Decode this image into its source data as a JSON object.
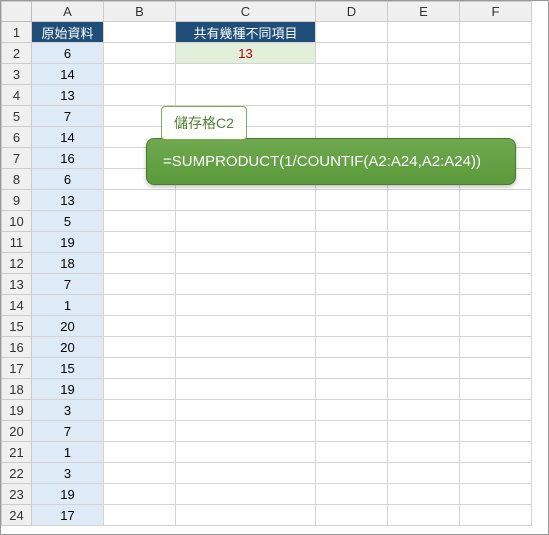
{
  "columns": [
    "A",
    "B",
    "C",
    "D",
    "E",
    "F"
  ],
  "row_count": 24,
  "a1_header": "原始資料",
  "c1_header": "共有幾種不同項目",
  "c2_result": "13",
  "a_values": [
    "6",
    "14",
    "13",
    "7",
    "14",
    "16",
    "6",
    "13",
    "5",
    "19",
    "18",
    "7",
    "1",
    "20",
    "20",
    "15",
    "19",
    "3",
    "7",
    "1",
    "3",
    "19",
    "17"
  ],
  "callout": {
    "label": "儲存格C2",
    "formula": "=SUMPRODUCT(1/COUNTIF(A2:A24,A2:A24))"
  },
  "chart_data": {
    "type": "table",
    "title": "共有幾種不同項目",
    "columns": [
      "原始資料"
    ],
    "values": [
      6,
      14,
      13,
      7,
      14,
      16,
      6,
      13,
      5,
      19,
      18,
      7,
      1,
      20,
      20,
      15,
      19,
      3,
      7,
      1,
      3,
      19,
      17
    ],
    "computed": {
      "distinct_count": 13,
      "formula": "=SUMPRODUCT(1/COUNTIF(A2:A24,A2:A24))"
    }
  }
}
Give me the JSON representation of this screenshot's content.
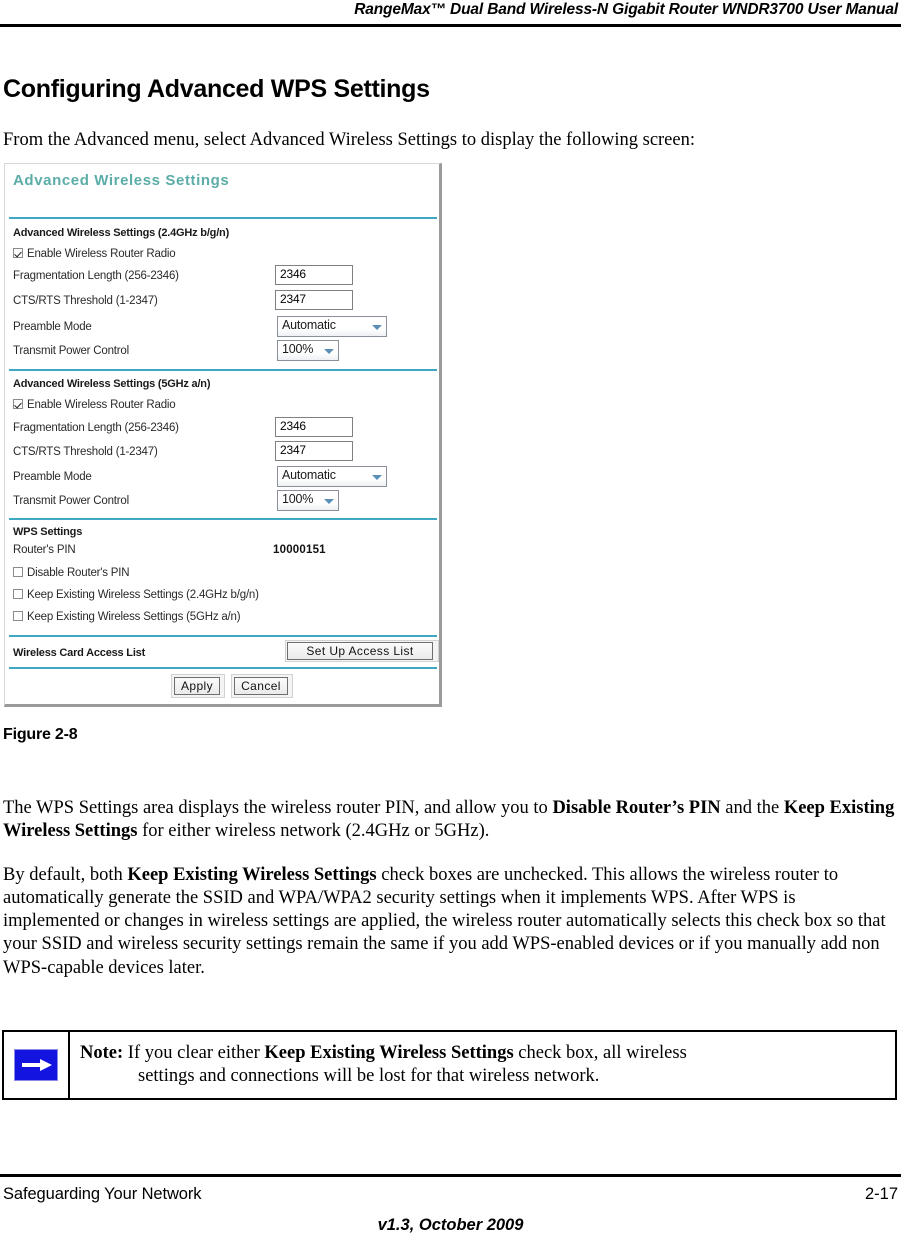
{
  "header": {
    "title": "RangeMax™ Dual Band Wireless-N Gigabit Router WNDR3700 User Manual"
  },
  "page": {
    "heading": "Configuring Advanced WPS Settings",
    "intro": "From the Advanced menu, select Advanced Wireless Settings to display the following screen:",
    "figure_caption": "Figure 2-8"
  },
  "figure": {
    "window_title": "Advanced Wireless Settings",
    "title_color": "#5cada7",
    "divider_color": "#3fa9c4",
    "sections": [
      {
        "title": "Advanced Wireless Settings (2.4GHz b/g/n)",
        "enable_radio_label": "Enable Wireless Router Radio",
        "enable_radio_checked": true,
        "fields": [
          {
            "label": "Fragmentation Length (256-2346)",
            "value": "2346",
            "type": "text"
          },
          {
            "label": "CTS/RTS Threshold (1-2347)",
            "value": "2347",
            "type": "text"
          },
          {
            "label": "Preamble Mode",
            "value": "Automatic",
            "type": "select"
          },
          {
            "label": "Transmit Power Control",
            "value": "100%",
            "type": "select"
          }
        ]
      },
      {
        "title": "Advanced Wireless Settings (5GHz a/n)",
        "enable_radio_label": "Enable Wireless Router Radio",
        "enable_radio_checked": true,
        "fields": [
          {
            "label": "Fragmentation Length (256-2346)",
            "value": "2346",
            "type": "text"
          },
          {
            "label": "CTS/RTS Threshold (1-2347)",
            "value": "2347",
            "type": "text"
          },
          {
            "label": "Preamble Mode",
            "value": "Automatic",
            "type": "select"
          },
          {
            "label": "Transmit Power Control",
            "value": "100%",
            "type": "select"
          }
        ]
      }
    ],
    "wps": {
      "title": "WPS Settings",
      "pin_label": "Router's PIN",
      "pin_value": "10000151",
      "checkboxes": [
        {
          "label": "Disable Router's PIN",
          "checked": false
        },
        {
          "label": "Keep Existing Wireless Settings (2.4GHz b/g/n)",
          "checked": false
        },
        {
          "label": "Keep Existing Wireless Settings (5GHz a/n)",
          "checked": false
        }
      ]
    },
    "access_list": {
      "label": "Wireless Card Access List",
      "button": "Set Up Access List"
    },
    "actions": {
      "apply": "Apply",
      "cancel": "Cancel"
    }
  },
  "body": {
    "para1_a": "The WPS Settings area displays the wireless router PIN, and allow you to ",
    "para1_b": "Disable Router’s PIN",
    "para1_c": " and the ",
    "para1_d": "Keep Existing Wireless Settings",
    "para1_e": " for either wireless network (2.4GHz or 5GHz).",
    "para2_a": "By default, both ",
    "para2_b": "Keep Existing Wireless Settings",
    "para2_c": " check boxes are unchecked. This allows the wireless router to automatically generate the SSID and WPA/WPA2 security settings when it implements WPS. After WPS is implemented or changes in wireless settings are applied, the wireless router automatically selects this check box so that your SSID and wireless security settings remain the same if you add WPS-enabled devices or if you manually add non WPS-capable devices later."
  },
  "note": {
    "icon_color": "#1414e0",
    "label": "Note:",
    "text_a": " If you clear either ",
    "text_b": "Keep Existing Wireless Settings",
    "text_c": " check box, all wireless",
    "text_d": "settings and connections will be lost for that wireless network."
  },
  "footer": {
    "left": "Safeguarding Your Network",
    "page_number": "2-17",
    "version": "v1.3, October 2009"
  }
}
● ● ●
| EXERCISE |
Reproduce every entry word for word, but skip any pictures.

| THE ANSWER |
Decode this image into its source data as a JSON object.
{
  "columns": [
    "A",
    "B",
    "C",
    "D",
    "E",
    "F"
  ],
  "row_count": 24,
  "a1_header": "原始資料",
  "c1_header": "共有幾種不同項目",
  "c2_result": "13",
  "a_values": [
    "6",
    "14",
    "13",
    "7",
    "14",
    "16",
    "6",
    "13",
    "5",
    "19",
    "18",
    "7",
    "1",
    "20",
    "20",
    "15",
    "19",
    "3",
    "7",
    "1",
    "3",
    "19",
    "17"
  ],
  "callout": {
    "label": "儲存格C2",
    "formula": "=SUMPRODUCT(1/COUNTIF(A2:A24,A2:A24))"
  },
  "chart_data": {
    "type": "table",
    "title": "共有幾種不同項目",
    "columns": [
      "原始資料"
    ],
    "values": [
      6,
      14,
      13,
      7,
      14,
      16,
      6,
      13,
      5,
      19,
      18,
      7,
      1,
      20,
      20,
      15,
      19,
      3,
      7,
      1,
      3,
      19,
      17
    ],
    "computed": {
      "distinct_count": 13,
      "formula": "=SUMPRODUCT(1/COUNTIF(A2:A24,A2:A24))"
    }
  }
}
Give me the JSON representation of this screenshot's content.
{
  "header": {
    "title": "RangeMax™ Dual Band Wireless-N Gigabit Router WNDR3700 User Manual"
  },
  "page": {
    "heading": "Configuring Advanced WPS Settings",
    "intro": "From the Advanced menu, select Advanced Wireless Settings to display the following screen:",
    "figure_caption": "Figure 2-8"
  },
  "figure": {
    "window_title": "Advanced Wireless Settings",
    "title_color": "#5cada7",
    "divider_color": "#3fa9c4",
    "sections": [
      {
        "title": "Advanced Wireless Settings (2.4GHz b/g/n)",
        "enable_radio_label": "Enable Wireless Router Radio",
        "enable_radio_checked": true,
        "fields": [
          {
            "label": "Fragmentation Length (256-2346)",
            "value": "2346",
            "type": "text"
          },
          {
            "label": "CTS/RTS Threshold (1-2347)",
            "value": "2347",
            "type": "text"
          },
          {
            "label": "Preamble Mode",
            "value": "Automatic",
            "type": "select"
          },
          {
            "label": "Transmit Power Control",
            "value": "100%",
            "type": "select"
          }
        ]
      },
      {
        "title": "Advanced Wireless Settings (5GHz a/n)",
        "enable_radio_label": "Enable Wireless Router Radio",
        "enable_radio_checked": true,
        "fields": [
          {
            "label": "Fragmentation Length (256-2346)",
            "value": "2346",
            "type": "text"
          },
          {
            "label": "CTS/RTS Threshold (1-2347)",
            "value": "2347",
            "type": "text"
          },
          {
            "label": "Preamble Mode",
            "value": "Automatic",
            "type": "select"
          },
          {
            "label": "Transmit Power Control",
            "value": "100%",
            "type": "select"
          }
        ]
      }
    ],
    "wps": {
      "title": "WPS Settings",
      "pin_label": "Router's PIN",
      "pin_value": "10000151",
      "checkboxes": [
        {
          "label": "Disable Router's PIN",
          "checked": false
        },
        {
          "label": "Keep Existing Wireless Settings (2.4GHz b/g/n)",
          "checked": false
        },
        {
          "label": "Keep Existing Wireless Settings (5GHz a/n)",
          "checked": false
        }
      ]
    },
    "access_list": {
      "label": "Wireless Card Access List",
      "button": "Set Up Access List"
    },
    "actions": {
      "apply": "Apply",
      "cancel": "Cancel"
    }
  },
  "body": {
    "para1_a": "The WPS Settings area displays the wireless router PIN, and allow you to ",
    "para1_b": "Disable Router’s PIN",
    "para1_c": " and the ",
    "para1_d": "Keep Existing Wireless Settings",
    "para1_e": " for either wireless network (2.4GHz or 5GHz).",
    "para2_a": "By default, both ",
    "para2_b": "Keep Existing Wireless Settings",
    "para2_c": " check boxes are unchecked. This allows the wireless router to automatically generate the SSID and WPA/WPA2 security settings when it implements WPS. After WPS is implemented or changes in wireless settings are applied, the wireless router automatically selects this check box so that your SSID and wireless security settings remain the same if you add WPS-enabled devices or if you manually add non WPS-capable devices later."
  },
  "note": {
    "icon_color": "#1414e0",
    "label": "Note:",
    "text_a": " If you clear either ",
    "text_b": "Keep Existing Wireless Settings",
    "text_c": " check box, all wireless",
    "text_d": "settings and connections will be lost for that wireless network."
  },
  "footer": {
    "left": "Safeguarding Your Network",
    "page_number": "2-17",
    "version": "v1.3, October 2009"
  }
}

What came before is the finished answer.